REQUIRED WORK> What lines of the material below include the string "duration"? Copy all of them.
-------- PROVIDED RECORDS --------
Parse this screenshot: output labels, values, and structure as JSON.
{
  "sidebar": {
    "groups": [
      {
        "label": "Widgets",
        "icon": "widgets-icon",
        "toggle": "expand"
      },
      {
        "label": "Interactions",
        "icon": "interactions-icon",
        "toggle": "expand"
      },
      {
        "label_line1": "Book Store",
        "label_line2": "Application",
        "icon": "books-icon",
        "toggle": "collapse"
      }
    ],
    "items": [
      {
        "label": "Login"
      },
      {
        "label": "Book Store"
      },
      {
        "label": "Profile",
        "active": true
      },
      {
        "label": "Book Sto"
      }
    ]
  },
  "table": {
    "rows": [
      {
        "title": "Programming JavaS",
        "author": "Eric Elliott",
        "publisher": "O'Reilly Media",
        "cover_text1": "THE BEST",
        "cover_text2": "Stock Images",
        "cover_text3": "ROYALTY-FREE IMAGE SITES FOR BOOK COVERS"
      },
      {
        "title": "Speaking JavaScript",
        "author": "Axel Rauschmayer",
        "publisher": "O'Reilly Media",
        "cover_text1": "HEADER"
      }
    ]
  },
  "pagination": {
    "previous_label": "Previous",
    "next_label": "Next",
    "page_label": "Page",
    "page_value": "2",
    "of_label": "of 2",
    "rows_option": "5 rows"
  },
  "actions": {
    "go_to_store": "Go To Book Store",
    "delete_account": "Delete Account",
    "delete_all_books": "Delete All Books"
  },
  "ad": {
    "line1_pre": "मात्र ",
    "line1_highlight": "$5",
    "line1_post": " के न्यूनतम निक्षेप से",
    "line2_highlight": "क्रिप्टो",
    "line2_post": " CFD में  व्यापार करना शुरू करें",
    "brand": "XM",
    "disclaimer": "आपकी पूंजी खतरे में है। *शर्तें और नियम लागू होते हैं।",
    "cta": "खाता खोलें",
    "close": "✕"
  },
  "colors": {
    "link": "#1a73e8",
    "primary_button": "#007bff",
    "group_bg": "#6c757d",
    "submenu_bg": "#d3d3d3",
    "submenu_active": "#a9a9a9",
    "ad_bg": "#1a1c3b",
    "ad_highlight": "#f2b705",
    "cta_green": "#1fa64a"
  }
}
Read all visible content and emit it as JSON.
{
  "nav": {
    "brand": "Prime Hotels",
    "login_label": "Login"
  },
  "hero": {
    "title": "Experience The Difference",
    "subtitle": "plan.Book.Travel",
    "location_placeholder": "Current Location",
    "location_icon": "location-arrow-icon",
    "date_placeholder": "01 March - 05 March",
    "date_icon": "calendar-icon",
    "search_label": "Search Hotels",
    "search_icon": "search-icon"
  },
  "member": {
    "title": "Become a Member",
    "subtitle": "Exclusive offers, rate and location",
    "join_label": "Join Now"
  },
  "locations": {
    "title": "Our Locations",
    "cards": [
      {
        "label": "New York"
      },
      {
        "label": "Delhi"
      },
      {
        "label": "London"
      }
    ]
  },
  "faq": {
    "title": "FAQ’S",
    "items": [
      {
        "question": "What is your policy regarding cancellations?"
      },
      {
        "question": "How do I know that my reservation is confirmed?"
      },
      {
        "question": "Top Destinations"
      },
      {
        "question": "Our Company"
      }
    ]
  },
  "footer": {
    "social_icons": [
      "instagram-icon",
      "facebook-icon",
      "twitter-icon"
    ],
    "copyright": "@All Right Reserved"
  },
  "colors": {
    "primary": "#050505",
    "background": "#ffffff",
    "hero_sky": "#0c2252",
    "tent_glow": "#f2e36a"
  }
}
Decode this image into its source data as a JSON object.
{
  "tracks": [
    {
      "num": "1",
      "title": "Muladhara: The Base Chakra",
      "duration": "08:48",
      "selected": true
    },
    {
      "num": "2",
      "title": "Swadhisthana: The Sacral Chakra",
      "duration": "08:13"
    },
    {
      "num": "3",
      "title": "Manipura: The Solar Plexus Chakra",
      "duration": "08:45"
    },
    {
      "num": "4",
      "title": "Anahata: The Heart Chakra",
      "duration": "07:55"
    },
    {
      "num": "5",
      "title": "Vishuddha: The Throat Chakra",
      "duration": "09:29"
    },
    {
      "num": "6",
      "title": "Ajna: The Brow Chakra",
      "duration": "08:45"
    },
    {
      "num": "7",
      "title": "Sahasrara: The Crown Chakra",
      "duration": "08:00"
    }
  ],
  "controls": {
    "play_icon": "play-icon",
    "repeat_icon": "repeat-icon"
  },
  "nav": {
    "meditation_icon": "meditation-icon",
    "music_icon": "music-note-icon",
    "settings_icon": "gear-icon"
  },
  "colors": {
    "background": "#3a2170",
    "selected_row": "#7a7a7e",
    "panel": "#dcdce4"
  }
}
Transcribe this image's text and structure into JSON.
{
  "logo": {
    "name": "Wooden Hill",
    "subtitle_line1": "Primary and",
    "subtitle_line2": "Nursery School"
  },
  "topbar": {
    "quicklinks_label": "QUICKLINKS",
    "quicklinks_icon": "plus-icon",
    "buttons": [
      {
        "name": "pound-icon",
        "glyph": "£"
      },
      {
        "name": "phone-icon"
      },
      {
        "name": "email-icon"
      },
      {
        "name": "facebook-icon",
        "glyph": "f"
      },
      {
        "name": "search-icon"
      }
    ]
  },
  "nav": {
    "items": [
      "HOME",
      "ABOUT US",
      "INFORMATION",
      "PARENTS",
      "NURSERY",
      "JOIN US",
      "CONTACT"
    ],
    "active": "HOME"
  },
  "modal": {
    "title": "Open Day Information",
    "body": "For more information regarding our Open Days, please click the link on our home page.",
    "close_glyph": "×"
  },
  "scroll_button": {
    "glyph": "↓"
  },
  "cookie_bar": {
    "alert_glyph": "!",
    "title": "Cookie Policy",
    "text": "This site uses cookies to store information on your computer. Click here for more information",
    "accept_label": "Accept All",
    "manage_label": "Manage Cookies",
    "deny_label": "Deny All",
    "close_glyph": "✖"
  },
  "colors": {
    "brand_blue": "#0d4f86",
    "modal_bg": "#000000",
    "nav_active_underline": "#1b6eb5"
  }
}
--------
RESULT>
      "duration": "08:48",
      "duration": "08:13"
      "duration": "08:45"
      "duration": "07:55"
      "duration": "09:29"
      "duration": "08:45"
      "duration": "08:00"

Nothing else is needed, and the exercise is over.